TorontoSaturday June 9: Mass at the Cathedral St. Michael, 65 Bond Street, at 5pm, will be followed by a talk given by the Bishop Kaigama
Sunday June 10: after the noon Mass, at St Clare Parish, 1118, St.Clair Ave West

Ottawa-Gatineau
Tuesday, June 12: Diocesan Centre, 180 Mont-Bleu Blvd, 7:30 pm

Montreal
Thursday, June 14: Atwater Library
1200 Atwater Avenue – Atwater Metro, 7:30 pm

For more information, please do not hesitate to contact us at 1-800-585-6333.

 


 

ACN Project of the Week – Bangladesh

23.05.2018 in ACN BENEFACTORS, ACN International, ACN PROJECTS, Adapted by Amanda Bridget Griffin, Bangladesh, International Catholic Charity Aid to the Church in Need, Journey with ACN, Project of the Week

Bangladesh

A chapel built for a village

The population of Bangladesh is close to 90% Muslim.  The Catholics only constitute a tiny minority of 0.2%.  The faithful belong mainly to ethnic minorities, making them thus a sort of double-minority.  Last year, Pope Francis’ visit brought them a little extra encouragement.

Close to 80,000 Catholics live in the Mymesingh diocese, located in the northern part of the country.  The Catholic faith only arrived in the region a mere 125 years ago.  Most people who were baptized were practitioners of traditional religions.  These people worked to deeply ingrain the Good News of Christ into their lives and practice their faith very deeply and with great intensity.

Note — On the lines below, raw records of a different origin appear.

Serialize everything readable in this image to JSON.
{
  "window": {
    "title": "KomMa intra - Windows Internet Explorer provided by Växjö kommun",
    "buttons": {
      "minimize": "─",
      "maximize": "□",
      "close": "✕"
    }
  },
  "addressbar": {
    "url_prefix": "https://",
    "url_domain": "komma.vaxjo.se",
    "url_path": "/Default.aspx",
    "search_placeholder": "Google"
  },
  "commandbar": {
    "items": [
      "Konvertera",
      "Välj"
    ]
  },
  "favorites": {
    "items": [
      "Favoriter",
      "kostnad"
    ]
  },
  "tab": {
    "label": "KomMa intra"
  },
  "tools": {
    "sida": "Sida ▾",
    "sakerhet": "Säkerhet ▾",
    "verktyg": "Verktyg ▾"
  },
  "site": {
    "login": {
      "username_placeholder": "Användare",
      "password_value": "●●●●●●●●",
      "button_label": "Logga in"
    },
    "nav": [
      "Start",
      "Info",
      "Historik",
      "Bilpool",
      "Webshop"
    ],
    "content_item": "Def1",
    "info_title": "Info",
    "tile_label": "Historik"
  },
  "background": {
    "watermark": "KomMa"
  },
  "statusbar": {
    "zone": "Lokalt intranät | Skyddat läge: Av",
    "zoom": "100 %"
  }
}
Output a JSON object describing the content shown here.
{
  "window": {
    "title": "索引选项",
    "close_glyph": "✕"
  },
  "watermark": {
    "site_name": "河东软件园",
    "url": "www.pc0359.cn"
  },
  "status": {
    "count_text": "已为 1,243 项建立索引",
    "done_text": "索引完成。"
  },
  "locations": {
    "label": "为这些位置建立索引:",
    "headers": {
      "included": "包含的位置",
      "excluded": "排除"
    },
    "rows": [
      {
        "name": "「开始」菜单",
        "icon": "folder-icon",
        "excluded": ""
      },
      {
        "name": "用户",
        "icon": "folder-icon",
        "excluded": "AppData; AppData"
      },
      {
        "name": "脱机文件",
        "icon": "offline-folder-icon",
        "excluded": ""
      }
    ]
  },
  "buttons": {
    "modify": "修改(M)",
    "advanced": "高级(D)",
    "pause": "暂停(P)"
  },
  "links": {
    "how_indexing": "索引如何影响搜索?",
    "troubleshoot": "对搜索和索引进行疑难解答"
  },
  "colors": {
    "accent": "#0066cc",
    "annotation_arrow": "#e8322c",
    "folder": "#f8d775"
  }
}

The Church has become their adopted home.

The village of Digolbagh has 200 Catholic families and is situated about 3.2 kilometers from the Bhalukapara missionary station.  Despite the somewhat short distance from people who live in the city, the village is quite isolated.  It has been Catholic since 1924, but has not yet erected a chapel.  Father  Peter Rema  has invested a great deal of effort into his parish’s spiritual well-being. So he has asked us to help him build a chapel so that Catholics can finally gather to pray.

Already, the faithful are making great sacrifices to make this project a reality, but they are too poor to collect the funds necessary for the construction.  That is why we would like to help them with an amount of 15,000 dollars.

To make a donation which will go to support a similar project – please click the ‘donate’ button.